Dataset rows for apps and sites
▽

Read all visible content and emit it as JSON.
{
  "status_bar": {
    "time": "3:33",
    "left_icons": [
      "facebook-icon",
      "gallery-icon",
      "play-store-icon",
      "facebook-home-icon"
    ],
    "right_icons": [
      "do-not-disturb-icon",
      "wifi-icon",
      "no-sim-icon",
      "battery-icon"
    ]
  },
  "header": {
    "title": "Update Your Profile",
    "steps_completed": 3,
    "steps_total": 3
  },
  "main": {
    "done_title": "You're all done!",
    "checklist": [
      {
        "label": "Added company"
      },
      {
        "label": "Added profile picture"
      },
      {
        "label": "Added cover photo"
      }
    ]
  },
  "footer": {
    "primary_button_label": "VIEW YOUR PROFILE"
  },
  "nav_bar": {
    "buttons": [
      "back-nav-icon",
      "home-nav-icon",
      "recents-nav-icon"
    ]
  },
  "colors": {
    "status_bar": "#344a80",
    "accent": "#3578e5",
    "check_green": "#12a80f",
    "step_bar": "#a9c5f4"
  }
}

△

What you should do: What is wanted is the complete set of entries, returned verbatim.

Expected answer:
Read all visible content and emit it as JSON.
{
  "status_bar": {
    "time": "3:33",
    "left_icons": [
      "facebook-icon",
      "gallery-icon",
      "play-store-icon",
      "facebook-home-icon"
    ],
    "right_icons": [
      "do-not-disturb-icon",
      "wifi-icon",
      "no-sim-icon",
      "battery-icon"
    ]
  },
  "header": {
    "title": "Update Your Profile",
    "steps_completed": 3,
    "steps_total": 3
  },
  "main": {
    "done_title": "You're all done!",
    "checklist": [
      {
        "label": "Added company"
      },
      {
        "label": "Added profile picture"
      },
      {
        "label": "Added cover photo"
      }
    ]
  },
  "footer": {
    "primary_button_label": "VIEW YOUR PROFILE"
  },
  "nav_bar": {
    "buttons": [
      "back-nav-icon",
      "home-nav-icon",
      "recents-nav-icon"
    ]
  },
  "colors": {
    "status_bar": "#344a80",
    "accent": "#3578e5",
    "check_green": "#12a80f",
    "step_bar": "#a9c5f4"
  }
}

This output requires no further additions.